The hospitality industry is a major employer and economic contributor, and, other than Jobkeeper it has not received any other material support. The industry has been disproportionately affected by the crisis, yet the financial support remains severely lacking. Do we want to see an industry dominated by soulless, corporate-owned venues with no character or individuality? Do we want our tourism industry decimated even further?

Politicians – those in government and those in opposition – need to adapt to a new normal. Jobs for the boys, zero accountability and preferential treatment all need to stop. It is becoming increasingly obvious how political agendas have failed us.

I present a simple five-point plan for consideration:

  1. Extend Jobkeeper at the original $1500 rate to Victorians beyond the September deadline, and extend it to temporary visa holders. Aren’t we all in this together?

  • Provide access to funds to allow us to trade out of this cash-flow hole. Put real pressure on the banks, or underwrite them properly, to ensure that cash flows back into the economy.

  • Abolish the national fringe benefits tax. It raises no revenue and stifles spending. Do you want to stimulate the economy?

  • Abolish the state-based payroll tax. It is a tax on employment and is surely redundant in a post-Covid-19 world.

  • Reform industrial relations. Provide an alternative to the archaic and punitive federal award. Create a new system that allows flexibility, surety and confidence for all employees and their employers alike.

  • I want this letter to stimulate conversation.

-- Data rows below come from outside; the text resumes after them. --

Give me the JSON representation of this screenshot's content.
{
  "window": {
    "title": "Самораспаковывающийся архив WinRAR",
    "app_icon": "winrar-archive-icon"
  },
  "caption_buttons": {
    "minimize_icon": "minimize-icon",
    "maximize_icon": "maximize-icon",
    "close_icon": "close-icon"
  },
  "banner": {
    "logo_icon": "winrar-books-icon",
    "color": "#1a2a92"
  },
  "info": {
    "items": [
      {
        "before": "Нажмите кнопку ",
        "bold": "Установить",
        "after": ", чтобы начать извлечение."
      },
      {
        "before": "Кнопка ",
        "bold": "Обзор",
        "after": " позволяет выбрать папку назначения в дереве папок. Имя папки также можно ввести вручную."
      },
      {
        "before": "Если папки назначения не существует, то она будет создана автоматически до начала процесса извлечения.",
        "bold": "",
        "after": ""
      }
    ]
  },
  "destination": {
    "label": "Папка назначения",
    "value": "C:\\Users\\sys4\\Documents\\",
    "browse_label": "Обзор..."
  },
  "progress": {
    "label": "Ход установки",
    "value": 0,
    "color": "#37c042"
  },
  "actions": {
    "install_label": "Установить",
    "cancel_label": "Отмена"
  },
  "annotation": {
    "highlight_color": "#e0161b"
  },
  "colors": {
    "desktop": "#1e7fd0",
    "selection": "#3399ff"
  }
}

To make people visualise what restaurants could look like and to make absolutely certain that there is indeed a future for the hospitality industry.

    I am writing this letter as a cry for help. I am worried beyond measure that the industry I love is facing total ruin. I invite our leaders, and you, to come to the table and make a positive contribution.

    I would appreciate letters from anyone who has a suggestion (c/o Di Stasio Citta, 45 Spring Street, Melbourne, Victoria 3000); comments at #SaveHospitalityandTourism or @distasiocitta on Instagram; or email me direct.

    To all of you, to your families, your friends, please stay safe and take care.

    Rinaldo Di Stasio